Data in this exercise: Begin
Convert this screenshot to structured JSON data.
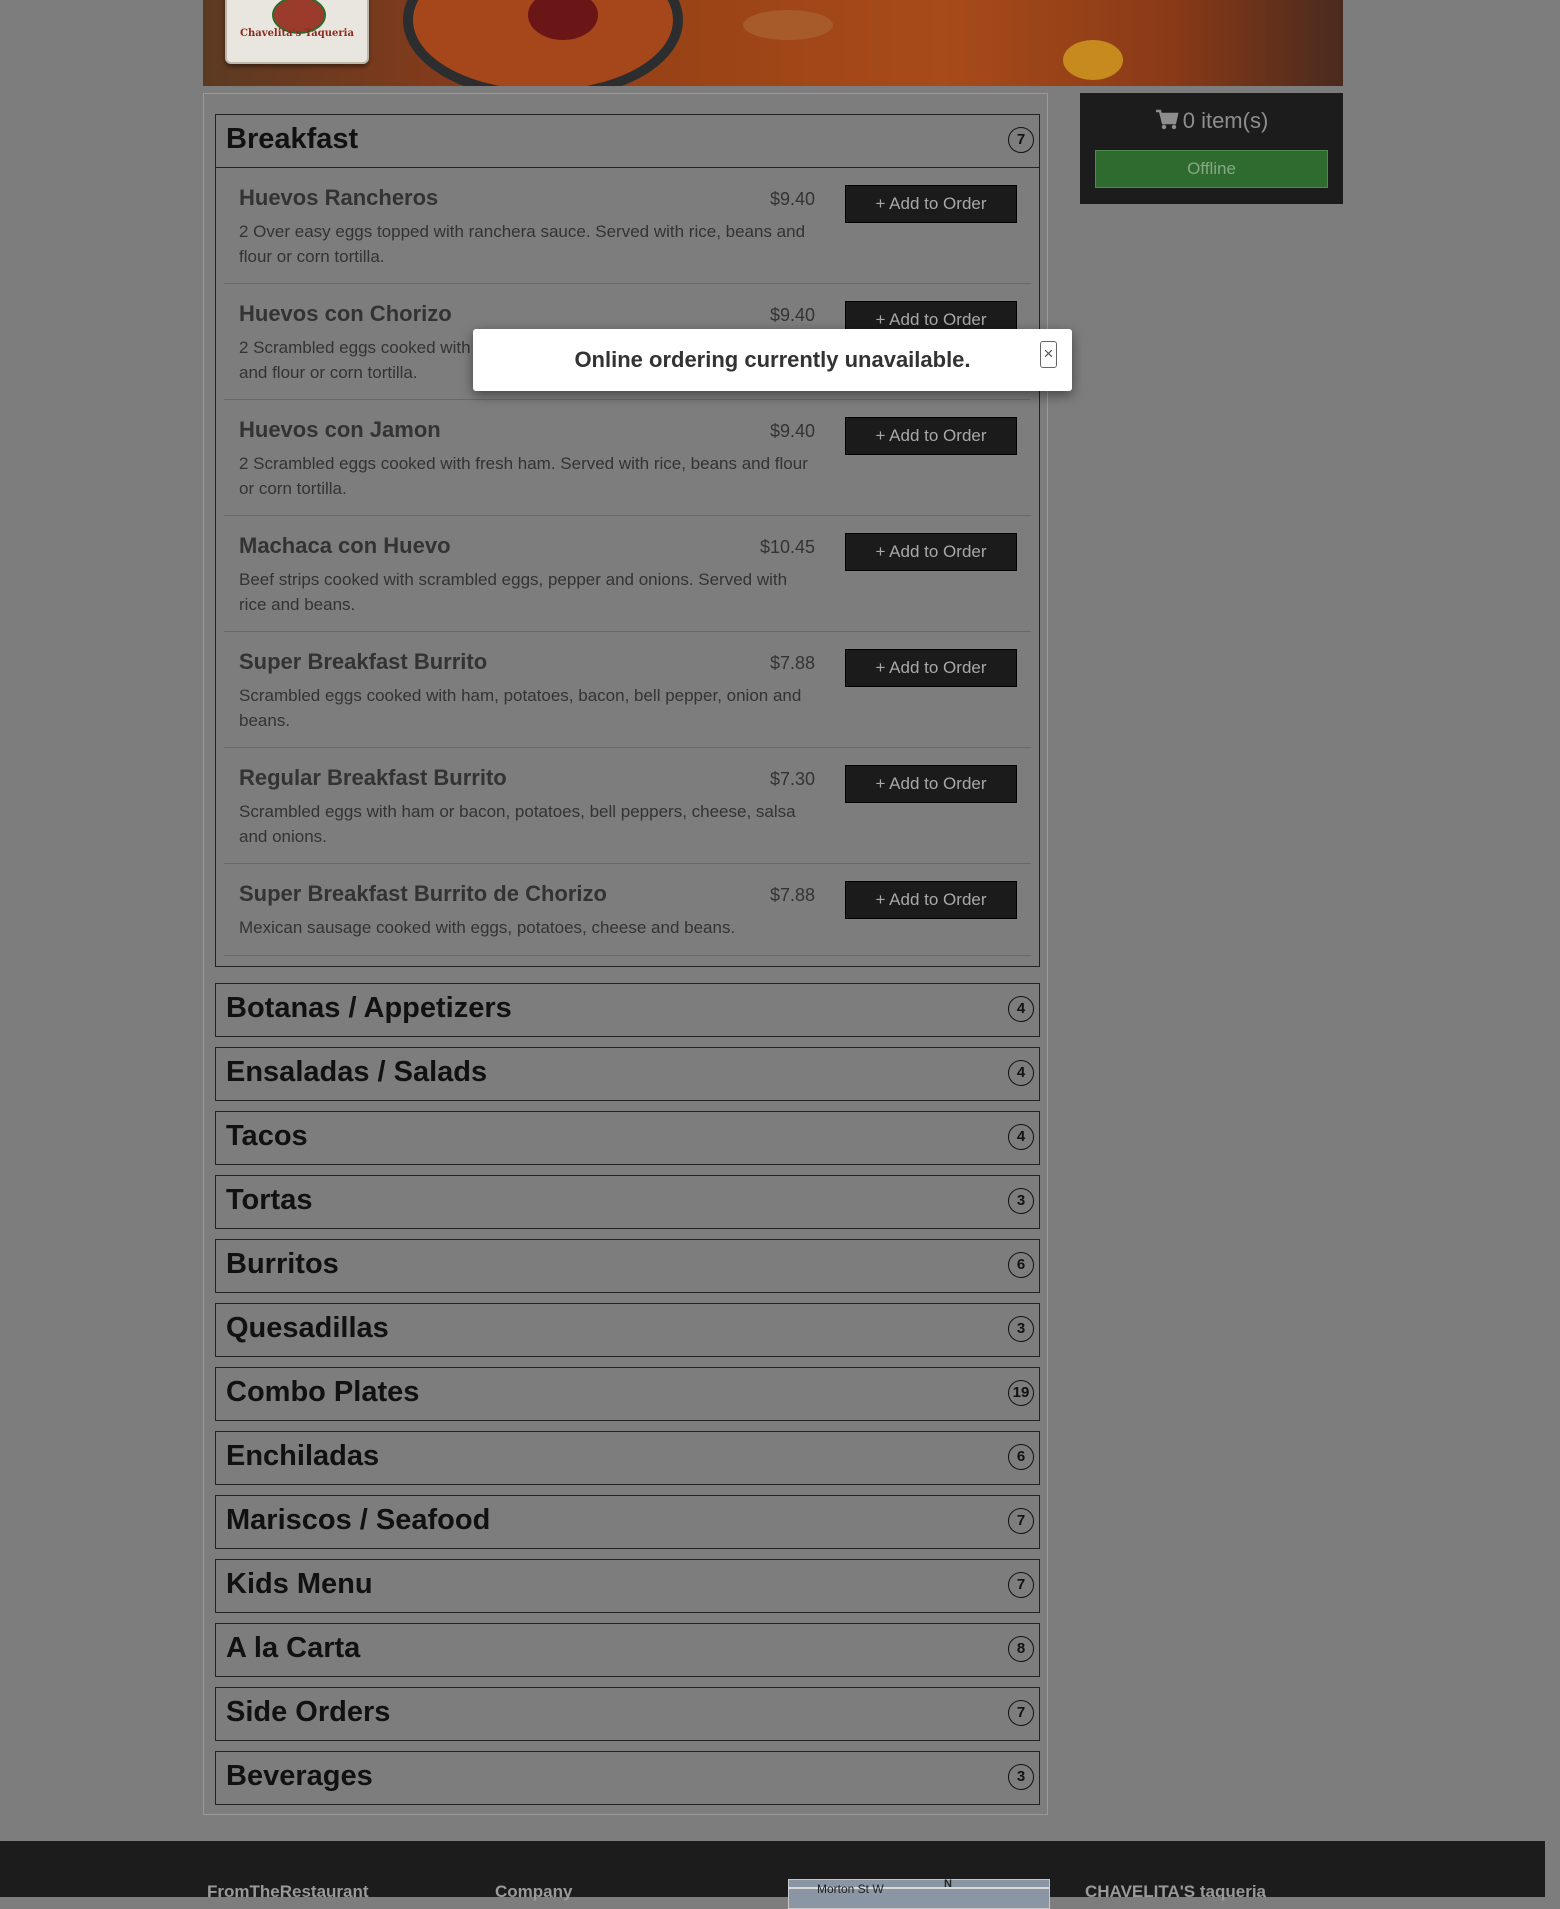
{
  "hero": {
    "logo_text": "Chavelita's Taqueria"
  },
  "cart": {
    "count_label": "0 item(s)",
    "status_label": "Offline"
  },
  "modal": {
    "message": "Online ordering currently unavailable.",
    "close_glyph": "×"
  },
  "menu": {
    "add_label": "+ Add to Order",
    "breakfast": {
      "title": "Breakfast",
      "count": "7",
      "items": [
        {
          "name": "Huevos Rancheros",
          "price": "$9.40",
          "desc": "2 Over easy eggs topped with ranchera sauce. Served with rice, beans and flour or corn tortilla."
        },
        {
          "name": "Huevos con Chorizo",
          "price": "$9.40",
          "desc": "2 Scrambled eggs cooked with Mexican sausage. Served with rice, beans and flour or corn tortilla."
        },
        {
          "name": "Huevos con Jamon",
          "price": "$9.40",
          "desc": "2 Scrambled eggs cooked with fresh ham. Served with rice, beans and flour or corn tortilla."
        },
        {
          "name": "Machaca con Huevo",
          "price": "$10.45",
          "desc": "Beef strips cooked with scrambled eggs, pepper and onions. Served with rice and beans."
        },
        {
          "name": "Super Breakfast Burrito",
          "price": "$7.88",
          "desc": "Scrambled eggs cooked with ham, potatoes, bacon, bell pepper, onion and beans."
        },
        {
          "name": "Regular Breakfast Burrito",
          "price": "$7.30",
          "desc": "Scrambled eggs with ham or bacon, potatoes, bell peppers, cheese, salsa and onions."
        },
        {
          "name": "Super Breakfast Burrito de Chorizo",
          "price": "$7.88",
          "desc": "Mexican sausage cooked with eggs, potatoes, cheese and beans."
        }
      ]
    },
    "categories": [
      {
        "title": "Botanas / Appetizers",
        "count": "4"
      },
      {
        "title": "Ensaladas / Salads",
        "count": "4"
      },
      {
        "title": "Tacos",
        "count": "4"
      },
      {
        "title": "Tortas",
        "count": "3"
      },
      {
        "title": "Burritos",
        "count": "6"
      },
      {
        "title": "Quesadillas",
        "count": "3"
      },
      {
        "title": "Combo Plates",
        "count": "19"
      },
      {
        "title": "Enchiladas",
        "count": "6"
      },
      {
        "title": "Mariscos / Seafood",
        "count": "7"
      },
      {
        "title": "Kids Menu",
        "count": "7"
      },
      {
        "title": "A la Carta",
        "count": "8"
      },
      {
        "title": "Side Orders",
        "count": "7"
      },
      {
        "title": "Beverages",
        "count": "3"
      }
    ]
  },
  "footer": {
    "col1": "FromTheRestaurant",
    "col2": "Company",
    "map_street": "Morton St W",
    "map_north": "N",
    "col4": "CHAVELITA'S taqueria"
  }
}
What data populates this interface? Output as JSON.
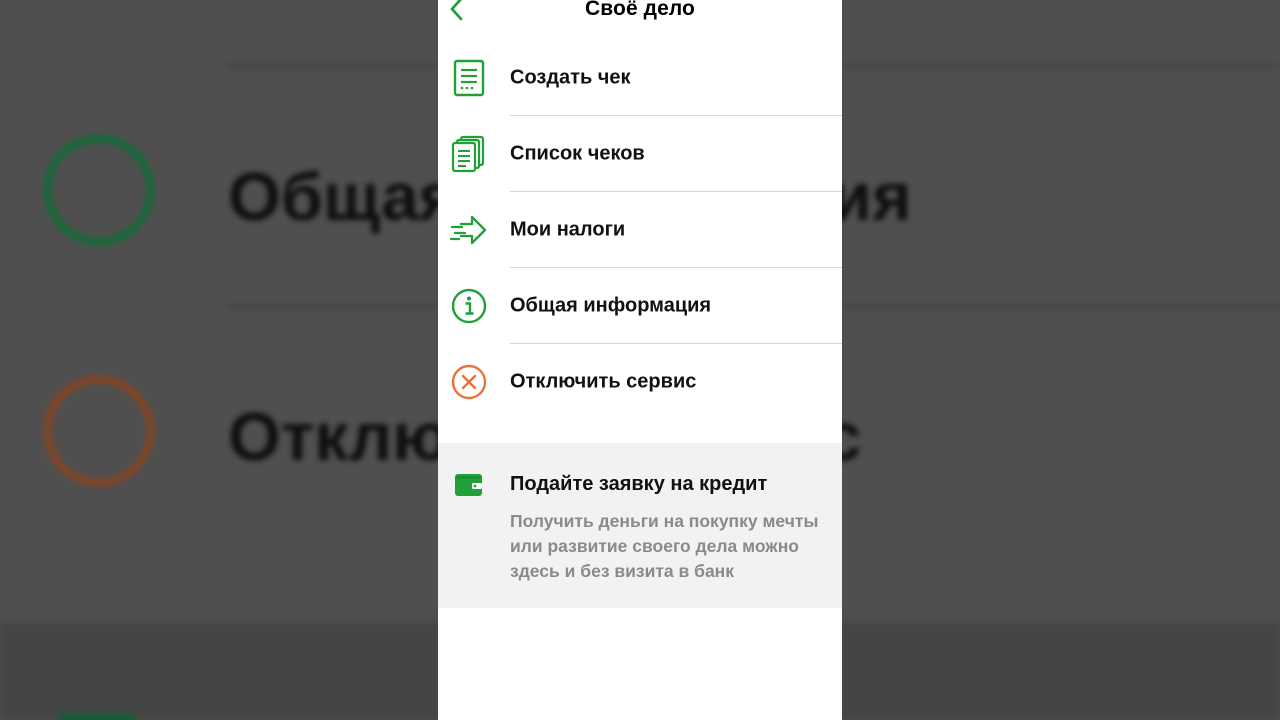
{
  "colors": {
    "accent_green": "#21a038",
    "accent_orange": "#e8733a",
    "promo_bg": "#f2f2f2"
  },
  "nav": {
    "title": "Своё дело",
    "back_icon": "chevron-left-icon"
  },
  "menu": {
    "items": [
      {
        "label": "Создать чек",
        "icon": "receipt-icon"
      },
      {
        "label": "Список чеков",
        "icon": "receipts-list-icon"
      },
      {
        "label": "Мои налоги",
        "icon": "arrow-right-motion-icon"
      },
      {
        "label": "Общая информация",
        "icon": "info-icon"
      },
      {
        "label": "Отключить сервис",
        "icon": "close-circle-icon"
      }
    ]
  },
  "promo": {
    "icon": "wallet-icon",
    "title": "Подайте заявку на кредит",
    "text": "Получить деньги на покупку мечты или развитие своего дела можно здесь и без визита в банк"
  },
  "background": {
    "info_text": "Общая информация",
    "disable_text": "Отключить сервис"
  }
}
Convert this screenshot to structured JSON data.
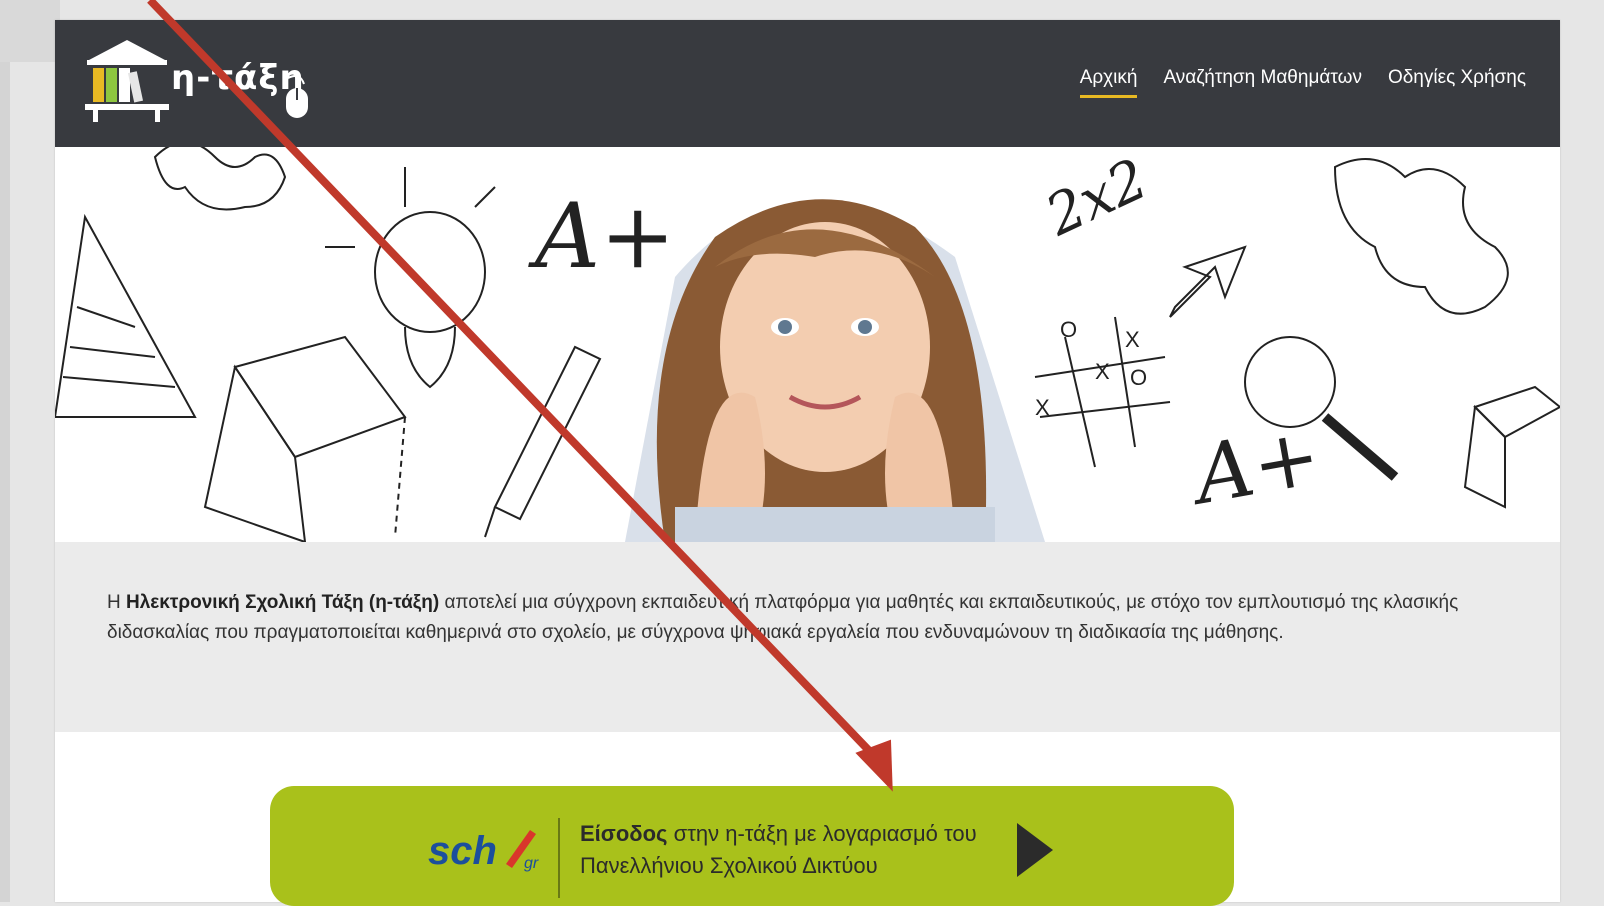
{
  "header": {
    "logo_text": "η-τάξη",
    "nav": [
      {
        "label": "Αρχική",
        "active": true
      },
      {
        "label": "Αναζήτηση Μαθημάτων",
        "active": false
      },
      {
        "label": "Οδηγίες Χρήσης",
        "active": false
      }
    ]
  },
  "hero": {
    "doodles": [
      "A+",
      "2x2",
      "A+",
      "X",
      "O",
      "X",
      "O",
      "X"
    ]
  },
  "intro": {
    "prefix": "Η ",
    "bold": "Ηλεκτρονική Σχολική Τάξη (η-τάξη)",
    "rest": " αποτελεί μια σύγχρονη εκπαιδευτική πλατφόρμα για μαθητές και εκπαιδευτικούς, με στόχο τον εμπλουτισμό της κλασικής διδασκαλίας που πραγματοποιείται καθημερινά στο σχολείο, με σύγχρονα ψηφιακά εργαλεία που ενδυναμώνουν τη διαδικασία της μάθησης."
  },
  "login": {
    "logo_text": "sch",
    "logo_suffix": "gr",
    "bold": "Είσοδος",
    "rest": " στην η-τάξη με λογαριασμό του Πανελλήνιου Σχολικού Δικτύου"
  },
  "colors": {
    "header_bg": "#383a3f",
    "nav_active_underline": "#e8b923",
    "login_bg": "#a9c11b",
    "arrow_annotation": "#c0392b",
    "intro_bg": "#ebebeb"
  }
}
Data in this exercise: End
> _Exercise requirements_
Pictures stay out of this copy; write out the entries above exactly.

> _Exercise solution_
Convert this screenshot to structured JSON data.
{
  "hero": {
    "logo_text": "Chavelita's Taqueria"
  },
  "cart": {
    "count_label": "0 item(s)",
    "status_label": "Offline"
  },
  "modal": {
    "message": "Online ordering currently unavailable.",
    "close_glyph": "×"
  },
  "menu": {
    "add_label": "+ Add to Order",
    "breakfast": {
      "title": "Breakfast",
      "count": "7",
      "items": [
        {
          "name": "Huevos Rancheros",
          "price": "$9.40",
          "desc": "2 Over easy eggs topped with ranchera sauce. Served with rice, beans and flour or corn tortilla."
        },
        {
          "name": "Huevos con Chorizo",
          "price": "$9.40",
          "desc": "2 Scrambled eggs cooked with Mexican sausage. Served with rice, beans and flour or corn tortilla."
        },
        {
          "name": "Huevos con Jamon",
          "price": "$9.40",
          "desc": "2 Scrambled eggs cooked with fresh ham. Served with rice, beans and flour or corn tortilla."
        },
        {
          "name": "Machaca con Huevo",
          "price": "$10.45",
          "desc": "Beef strips cooked with scrambled eggs, pepper and onions. Served with rice and beans."
        },
        {
          "name": "Super Breakfast Burrito",
          "price": "$7.88",
          "desc": "Scrambled eggs cooked with ham, potatoes, bacon, bell pepper, onion and beans."
        },
        {
          "name": "Regular Breakfast Burrito",
          "price": "$7.30",
          "desc": "Scrambled eggs with ham or bacon, potatoes, bell peppers, cheese, salsa and onions."
        },
        {
          "name": "Super Breakfast Burrito de Chorizo",
          "price": "$7.88",
          "desc": "Mexican sausage cooked with eggs, potatoes, cheese and beans."
        }
      ]
    },
    "categories": [
      {
        "title": "Botanas / Appetizers",
        "count": "4"
      },
      {
        "title": "Ensaladas / Salads",
        "count": "4"
      },
      {
        "title": "Tacos",
        "count": "4"
      },
      {
        "title": "Tortas",
        "count": "3"
      },
      {
        "title": "Burritos",
        "count": "6"
      },
      {
        "title": "Quesadillas",
        "count": "3"
      },
      {
        "title": "Combo Plates",
        "count": "19"
      },
      {
        "title": "Enchiladas",
        "count": "6"
      },
      {
        "title": "Mariscos / Seafood",
        "count": "7"
      },
      {
        "title": "Kids Menu",
        "count": "7"
      },
      {
        "title": "A la Carta",
        "count": "8"
      },
      {
        "title": "Side Orders",
        "count": "7"
      },
      {
        "title": "Beverages",
        "count": "3"
      }
    ]
  },
  "footer": {
    "col1": "FromTheRestaurant",
    "col2": "Company",
    "map_street": "Morton St W",
    "map_north": "N",
    "col4": "CHAVELITA'S taqueria"
  }
}
What data populates this interface? Output as JSON.
{
  "colors": {
    "accent_green": "#21a038",
    "accent_orange": "#e8733a",
    "promo_bg": "#f2f2f2"
  },
  "nav": {
    "title": "Своё дело",
    "back_icon": "chevron-left-icon"
  },
  "menu": {
    "items": [
      {
        "label": "Создать чек",
        "icon": "receipt-icon"
      },
      {
        "label": "Список чеков",
        "icon": "receipts-list-icon"
      },
      {
        "label": "Мои налоги",
        "icon": "arrow-right-motion-icon"
      },
      {
        "label": "Общая информация",
        "icon": "info-icon"
      },
      {
        "label": "Отключить сервис",
        "icon": "close-circle-icon"
      }
    ]
  },
  "promo": {
    "icon": "wallet-icon",
    "title": "Подайте заявку на кредит",
    "text": "Получить деньги на покупку мечты или развитие своего дела можно здесь и без визита в банк"
  },
  "background": {
    "info_text": "Общая информация",
    "disable_text": "Отключить сервис"
  }
}
Convert this screenshot to structured JSON data.
{
  "header": {
    "logo_text": "η-τάξη",
    "nav": [
      {
        "label": "Αρχική",
        "active": true
      },
      {
        "label": "Αναζήτηση Μαθημάτων",
        "active": false
      },
      {
        "label": "Οδηγίες Χρήσης",
        "active": false
      }
    ]
  },
  "hero": {
    "doodles": [
      "A+",
      "2x2",
      "A+",
      "X",
      "O",
      "X",
      "O",
      "X"
    ]
  },
  "intro": {
    "prefix": "Η ",
    "bold": "Ηλεκτρονική Σχολική Τάξη (η-τάξη)",
    "rest": " αποτελεί μια σύγχρονη εκπαιδευτική πλατφόρμα για μαθητές και εκπαιδευτικούς, με στόχο τον εμπλουτισμό της κλασικής διδασκαλίας που πραγματοποιείται καθημερινά στο σχολείο, με σύγχρονα ψηφιακά εργαλεία που ενδυναμώνουν τη διαδικασία της μάθησης."
  },
  "login": {
    "logo_text": "sch",
    "logo_suffix": "gr",
    "bold": "Είσοδος",
    "rest": " στην η-τάξη με λογαριασμό του Πανελλήνιου Σχολικού Δικτύου"
  },
  "colors": {
    "header_bg": "#383a3f",
    "nav_active_underline": "#e8b923",
    "login_bg": "#a9c11b",
    "arrow_annotation": "#c0392b",
    "intro_bg": "#ebebeb"
  }
}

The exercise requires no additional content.